▶ _Task directions_:
Tally the lines in the following entries that include the word "giornaliere"; state only the total.

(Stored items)

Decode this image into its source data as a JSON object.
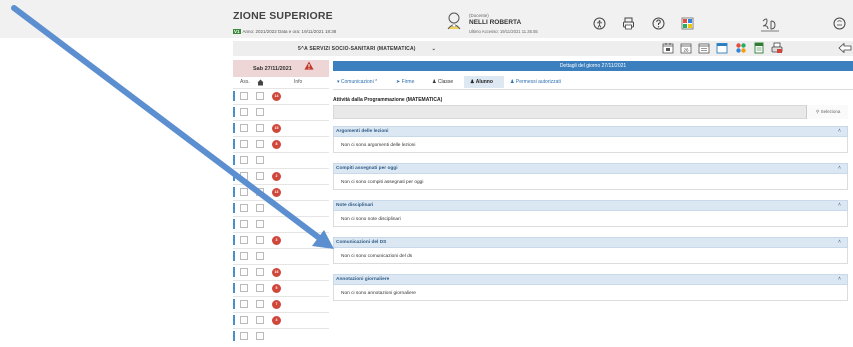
{
  "header": {
    "school_name": "ZIONE SUPERIORE",
    "year_badge": "V1",
    "year_text": "Anno: 2021/2022  Data e ora: 19/11/2021 18:38",
    "user_role": "(Docente)",
    "user_name": "NELLI ROBERTA",
    "last_access": "Ultimo Accesso: 19/11/2021 11.35.55"
  },
  "classbar": {
    "class_label": "5^A SERVIZI SOCIO-SANITARI (MATEMATICA)",
    "calendar_day": "26"
  },
  "left_panel": {
    "date_label": "Sab 27/11/2021",
    "col_ass": "Ass.",
    "col_info": "Info",
    "rows": [
      {
        "badge": "14"
      },
      {
        "badge": ""
      },
      {
        "badge": "15"
      },
      {
        "badge": "8"
      },
      {
        "badge": ""
      },
      {
        "badge": "2"
      },
      {
        "badge": "13"
      },
      {
        "badge": ""
      },
      {
        "badge": ""
      },
      {
        "badge": "3"
      },
      {
        "badge": ""
      },
      {
        "badge": "16"
      },
      {
        "badge": "5"
      },
      {
        "badge": "7"
      },
      {
        "badge": "4"
      },
      {
        "badge": ""
      }
    ]
  },
  "main": {
    "detail_title": "Dettagli del giorno 27/11/2021",
    "tabs": [
      {
        "label": "Comunicazioni *",
        "icon": "megaphone-icon"
      },
      {
        "label": "Firme",
        "icon": "signature-icon"
      },
      {
        "label": "Classe",
        "icon": "group-icon"
      },
      {
        "label": "Alunno",
        "icon": "person-icon"
      },
      {
        "label": "Permessi autorizzati",
        "icon": "people-icon"
      }
    ],
    "programmazione_title": "Attività dalla Programmazione (MATEMATICA)",
    "select_label": "Seleziona",
    "sections": [
      {
        "title": "Argomenti delle lezioni",
        "body": "Non ci sono argomenti delle lezioni"
      },
      {
        "title": "Compiti assegnati per oggi",
        "body": "Non ci sono compiti assegnati per oggi"
      },
      {
        "title": "Note disciplinari",
        "body": "Non ci sono note disciplinari"
      },
      {
        "title": "Comunicazioni del DS",
        "body": "Non ci sono comunicazioni del ds"
      },
      {
        "title": "Annotazioni giornaliere",
        "body": "Non ci sono annotazioni giornaliere"
      }
    ]
  },
  "colors": {
    "accent_blue": "#3b7fbf",
    "section_header": "#dbe7f3",
    "alert_red": "#d0463b",
    "annotation_arrow": "#5b8fcf"
  }
}
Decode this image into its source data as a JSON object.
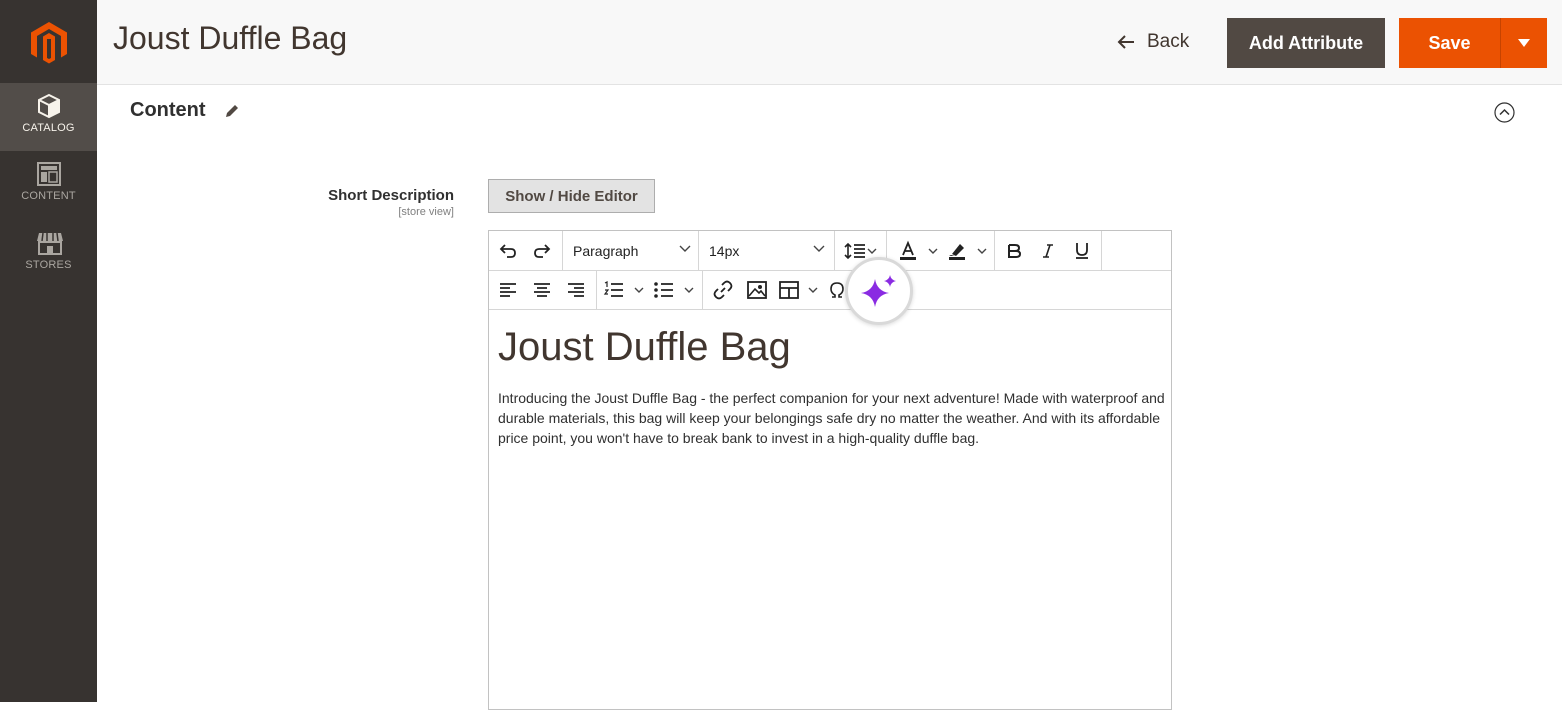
{
  "sidebar": {
    "logo_icon": "magento-logo-icon",
    "items": [
      {
        "label": "CATALOG",
        "icon": "cube-icon",
        "active": true
      },
      {
        "label": "CONTENT",
        "icon": "layout-icon",
        "active": false
      },
      {
        "label": "STORES",
        "icon": "store-icon",
        "active": false
      }
    ]
  },
  "header": {
    "title": "Joust Duffle Bag",
    "back_label": "Back",
    "add_attribute_label": "Add Attribute",
    "save_label": "Save"
  },
  "section": {
    "title": "Content"
  },
  "field": {
    "label": "Short Description",
    "scope": "[store view]",
    "toggle_label": "Show / Hide Editor"
  },
  "editor": {
    "block_format": "Paragraph",
    "font_size": "14px",
    "heading": "Joust Duffle Bag",
    "body": "Introducing the Joust Duffle Bag - the perfect companion for your next adventure! Made with waterproof and durable materials, this bag will keep your belongings safe dry no matter the weather. And with its affordable price point, you won't have to break bank to invest in a high-quality duffle bag."
  },
  "colors": {
    "sidebar_bg": "#373330",
    "accent": "#eb5202",
    "ai_sparkle": "#8a2be2"
  }
}
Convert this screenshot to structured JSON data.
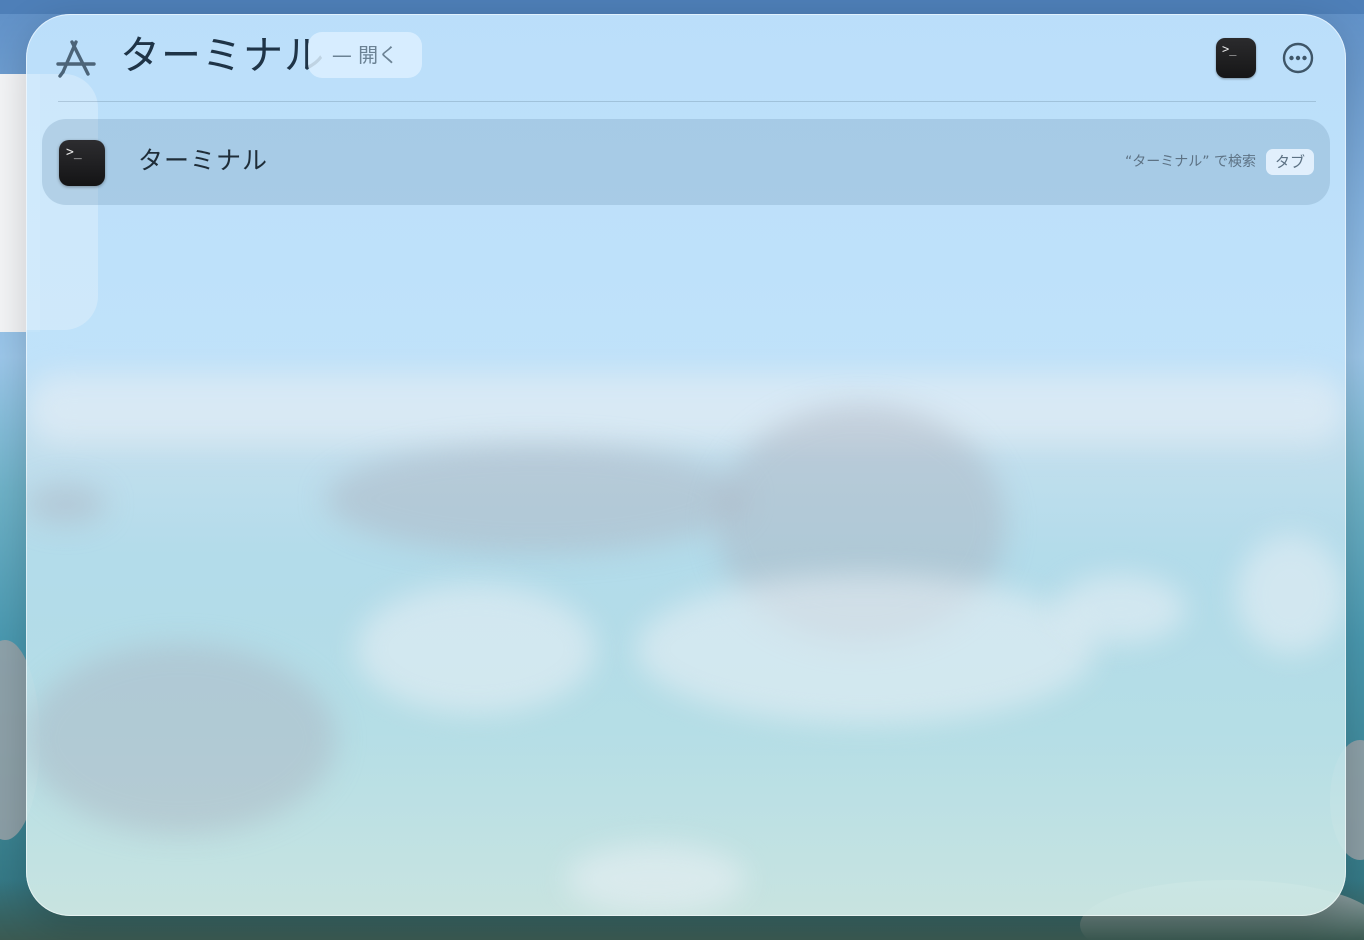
{
  "search": {
    "query": "ターミナル",
    "action_hint": "— 開く",
    "leading_icon": "app-store-icon",
    "preview_icon": "terminal-icon",
    "more_icon": "ellipsis-circle-icon"
  },
  "results": [
    {
      "title": "ターミナル",
      "icon": "terminal-icon",
      "hint": "“ターミナル” で検索",
      "key_badge": "タブ"
    }
  ],
  "terminal_glyph": ">_",
  "colors": {
    "panel_tint": "#bfe2fb",
    "text_primary": "#1f3447",
    "text_secondary": "#5d7284",
    "terminal_bg": "#1c1c1e"
  }
}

▶ _Output_:
2